The key to quick recovery from high ankle sprains is quick diagnosis by an experienced clinician. Then appropriate treatment based on the degree of instability. Most patients make a full recovery and have no limitations once they return to activity. Hopefully this gives you some insight into this injury.
As school slowly approaches, fall sports have started their early season practices. Specifically, cross country, tennis, and football season will be upon us shortly. Unfortunately one of the most common ailments of the lower part of the leg is shin splints medically known as Medial Tibial Stress Syndome (MTSS). The symptoms of MTSS include shin pain over the inside lower half of the leg. Pain at the start of exercise which often eases as the session continues, but can return the next morning. Mild swelling of the inner aspect of the shin bone, tibia.
The most common cause of shin pain is inflammation of the sheath surrounding the tibia bone known as the periosteum.

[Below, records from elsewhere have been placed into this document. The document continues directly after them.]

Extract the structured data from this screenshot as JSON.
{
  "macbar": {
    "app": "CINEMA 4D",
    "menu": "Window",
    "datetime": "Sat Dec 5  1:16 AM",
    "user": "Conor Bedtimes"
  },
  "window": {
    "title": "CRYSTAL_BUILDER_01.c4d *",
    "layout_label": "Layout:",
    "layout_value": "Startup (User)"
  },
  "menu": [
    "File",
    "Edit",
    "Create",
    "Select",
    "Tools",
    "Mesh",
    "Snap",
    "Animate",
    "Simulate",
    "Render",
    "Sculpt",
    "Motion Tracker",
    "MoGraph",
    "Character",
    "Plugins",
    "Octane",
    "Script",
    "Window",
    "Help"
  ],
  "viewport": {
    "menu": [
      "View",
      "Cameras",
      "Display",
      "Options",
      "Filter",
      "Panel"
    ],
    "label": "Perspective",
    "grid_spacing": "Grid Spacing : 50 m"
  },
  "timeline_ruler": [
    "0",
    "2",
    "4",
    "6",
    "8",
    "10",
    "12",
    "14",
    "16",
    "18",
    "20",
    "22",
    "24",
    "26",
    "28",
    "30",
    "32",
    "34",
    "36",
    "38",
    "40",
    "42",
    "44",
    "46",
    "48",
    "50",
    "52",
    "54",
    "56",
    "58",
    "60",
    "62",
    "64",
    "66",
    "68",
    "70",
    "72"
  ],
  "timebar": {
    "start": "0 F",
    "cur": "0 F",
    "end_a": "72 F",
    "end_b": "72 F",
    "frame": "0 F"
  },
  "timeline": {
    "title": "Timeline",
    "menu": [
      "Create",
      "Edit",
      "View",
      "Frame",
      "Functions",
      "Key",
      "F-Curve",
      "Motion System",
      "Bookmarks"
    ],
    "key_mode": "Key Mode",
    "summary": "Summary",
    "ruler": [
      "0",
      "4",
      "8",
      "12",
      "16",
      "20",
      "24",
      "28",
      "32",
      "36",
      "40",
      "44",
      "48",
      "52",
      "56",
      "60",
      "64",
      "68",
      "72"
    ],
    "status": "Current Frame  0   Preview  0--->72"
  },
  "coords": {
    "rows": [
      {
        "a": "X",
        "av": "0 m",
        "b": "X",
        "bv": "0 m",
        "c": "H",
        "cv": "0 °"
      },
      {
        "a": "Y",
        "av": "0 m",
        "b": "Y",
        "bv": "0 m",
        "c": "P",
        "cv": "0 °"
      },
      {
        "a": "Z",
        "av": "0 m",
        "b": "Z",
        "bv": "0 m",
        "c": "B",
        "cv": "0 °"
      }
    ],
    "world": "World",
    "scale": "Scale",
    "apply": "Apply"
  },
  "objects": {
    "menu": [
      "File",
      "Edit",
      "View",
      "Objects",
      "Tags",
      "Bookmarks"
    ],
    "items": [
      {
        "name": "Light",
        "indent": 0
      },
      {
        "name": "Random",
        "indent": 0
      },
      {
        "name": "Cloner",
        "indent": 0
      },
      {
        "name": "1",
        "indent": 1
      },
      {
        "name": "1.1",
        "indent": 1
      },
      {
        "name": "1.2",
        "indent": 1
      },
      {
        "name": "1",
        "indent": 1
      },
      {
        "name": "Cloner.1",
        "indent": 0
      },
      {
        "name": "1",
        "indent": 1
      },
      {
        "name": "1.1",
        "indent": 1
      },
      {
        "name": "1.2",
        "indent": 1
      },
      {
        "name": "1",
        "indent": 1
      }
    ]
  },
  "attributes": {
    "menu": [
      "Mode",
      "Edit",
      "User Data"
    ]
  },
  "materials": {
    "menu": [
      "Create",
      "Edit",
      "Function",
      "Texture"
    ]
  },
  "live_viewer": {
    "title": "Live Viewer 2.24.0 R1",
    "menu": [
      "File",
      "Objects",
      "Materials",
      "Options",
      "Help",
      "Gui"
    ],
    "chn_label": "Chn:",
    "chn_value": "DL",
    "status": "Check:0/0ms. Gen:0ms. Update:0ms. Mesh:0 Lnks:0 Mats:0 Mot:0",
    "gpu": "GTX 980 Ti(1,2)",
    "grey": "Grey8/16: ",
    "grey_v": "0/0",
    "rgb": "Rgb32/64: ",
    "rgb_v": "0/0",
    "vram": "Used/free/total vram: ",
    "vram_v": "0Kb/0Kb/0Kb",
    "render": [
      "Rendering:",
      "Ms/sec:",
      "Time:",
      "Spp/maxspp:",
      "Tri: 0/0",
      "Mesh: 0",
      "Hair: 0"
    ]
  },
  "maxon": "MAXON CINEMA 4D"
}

This results from traction forces on the periosteum from the muscles of the lower leg cause shin pain and inflammation. Shin splints is a form of compartment syndrome where the muscles in either the medial, posterior, or anterior muscle groups in the lower leg swell due to increased activity. As may be seen in cross country, tennis, and football, athletes have not maintained fitness during the offseason and start engaging in high intensity activity. Thus these individuals may need to gradually increase activity and use rest, ice, compression, and elevation to reduce their symptoms.
More typically in my practice, biomechanical factors such as excessive pronation which strains the soleus muscle. This muscle has attachments along the inside of the shin bone. When an athlete excessively or rapidly pronates this places increased stretch on the soleus muscle resulting in pain and even microfractures of the shin bone. Other muscles implicated include the Posterior tibial muscle and the Anterior Tibial muscle. An experience podiatrist can aid in the proper muscle assessment.
In this case treatment is geared toward controlling the abnormal biomechanics, this is done with a custom foot orthosis. A custom foot orthosis requires a gait evaluation to gauge the degree of pronation and any compensation by the leg. In addition, a biomechanic evaluation is done with a custom mold or scan of the foot. Finally, a weightbearing foot x-ray which evaluates the position of the bones of the foot during the stance phase of gait. Furthermore, stretching to increase flexibility of the Achilles tendon helps alleviate symptoms.
Shin splints is a debilitating condition and can become chronic if not managed aggressively and diagnosed early. Thus athletes especially early in the season need to gradually increase their activity, where the proper shoes, and warm-up efficiently to prevent the onset of shin splints. If you unfortunately develop any of the aforementioned symptoms it is imperative that one rest and ice the area; however if symptoms persist, it is imperative that you consult a trained professional. Here at the Foot & Ankle Institute we can help get you back to activity quickly we are trained to evaluate this condition and manufacture a custom foot orthosis quickly so you can return to competition.
Good Luck this season to all the cross country runners, tennis players, and football teams in the Indianapolis Metropolitan area hopefully it will be a successful, injury-free season.